Android users could be putting their data at risk by using unlock patterns – which can be guessed by as many as 60% of onlookers.

Researchers at the US Naval Academy and the University of Maryland Baltimore County looked into the phenomenon of ‘shoulder surfing’, where crooks watch smartphone users unlock their devices from a short distance, to see the code. Armed with this information, criminals who get hold of the devices can then access the data contained therein without difficulty or even any technical nous.

The study involved showing 1,173 people videos of smartphone users unlocking their devices from a distance of between 1.5 and 1.8 metres. Each video was shown twice and the participants were asked to replicate what they had seen after each showing.

Unlock patterns were found to be the least secure of all common options – and were correctly guessed by 60% of participants after they’d been shown it once. This number rose to 80% after a second showing.

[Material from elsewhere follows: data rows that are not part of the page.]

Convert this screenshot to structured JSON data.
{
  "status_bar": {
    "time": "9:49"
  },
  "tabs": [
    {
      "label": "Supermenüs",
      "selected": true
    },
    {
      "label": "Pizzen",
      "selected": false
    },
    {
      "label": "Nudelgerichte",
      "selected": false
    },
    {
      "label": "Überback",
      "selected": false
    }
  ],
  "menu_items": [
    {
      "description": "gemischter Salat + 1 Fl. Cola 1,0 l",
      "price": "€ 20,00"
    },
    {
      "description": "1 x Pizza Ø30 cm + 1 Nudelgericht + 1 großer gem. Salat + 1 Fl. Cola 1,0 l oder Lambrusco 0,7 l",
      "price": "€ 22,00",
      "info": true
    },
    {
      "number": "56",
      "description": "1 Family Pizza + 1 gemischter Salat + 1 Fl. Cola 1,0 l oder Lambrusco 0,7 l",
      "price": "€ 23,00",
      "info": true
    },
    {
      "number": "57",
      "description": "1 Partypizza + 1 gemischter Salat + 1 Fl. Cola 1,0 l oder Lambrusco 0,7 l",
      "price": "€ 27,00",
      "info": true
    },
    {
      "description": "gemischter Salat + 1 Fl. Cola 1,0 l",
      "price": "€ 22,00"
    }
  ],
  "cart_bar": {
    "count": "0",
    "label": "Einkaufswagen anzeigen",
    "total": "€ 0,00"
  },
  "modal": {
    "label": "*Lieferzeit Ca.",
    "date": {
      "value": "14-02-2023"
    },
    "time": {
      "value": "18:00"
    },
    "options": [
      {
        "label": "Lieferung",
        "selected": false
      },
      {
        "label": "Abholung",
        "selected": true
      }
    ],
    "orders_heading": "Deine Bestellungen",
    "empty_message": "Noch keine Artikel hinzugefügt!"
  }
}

Elsewhere, six-digit pins were replicated in just 11% of cases after the first viewing, and 27% after the second.

Of course, fingerprint and facial recognition protects against this sort of attack.

Researchers put the pattern’s ineffectiveness down to human ability to process and remember patterns much easier than strings of numbers. The shape is also much easier to see from a distance.

Choose longer PINs for greater security

Rather unsurprisingly, the researchers also found that longer passcodes are more effective, for both patterns and PINs. The report said: “PINs are the most secure [against] shoulder surfing attacks, and while both types of pattern input are poor, patterns without lines provide greater security. The length of the input also has an impact; longer authentication is more secure.”

Device owners who are worried about their security should change how their device unlocks under ‘Settings’. This allows users not just to stipulate how they want to unlock the device but how long each string of numbers or characters should be. There’s also the ‘erase data’ setting, which sets the device to “self-destruct” and restore everything to factory settings if an incorrect PIN is entered 10 times.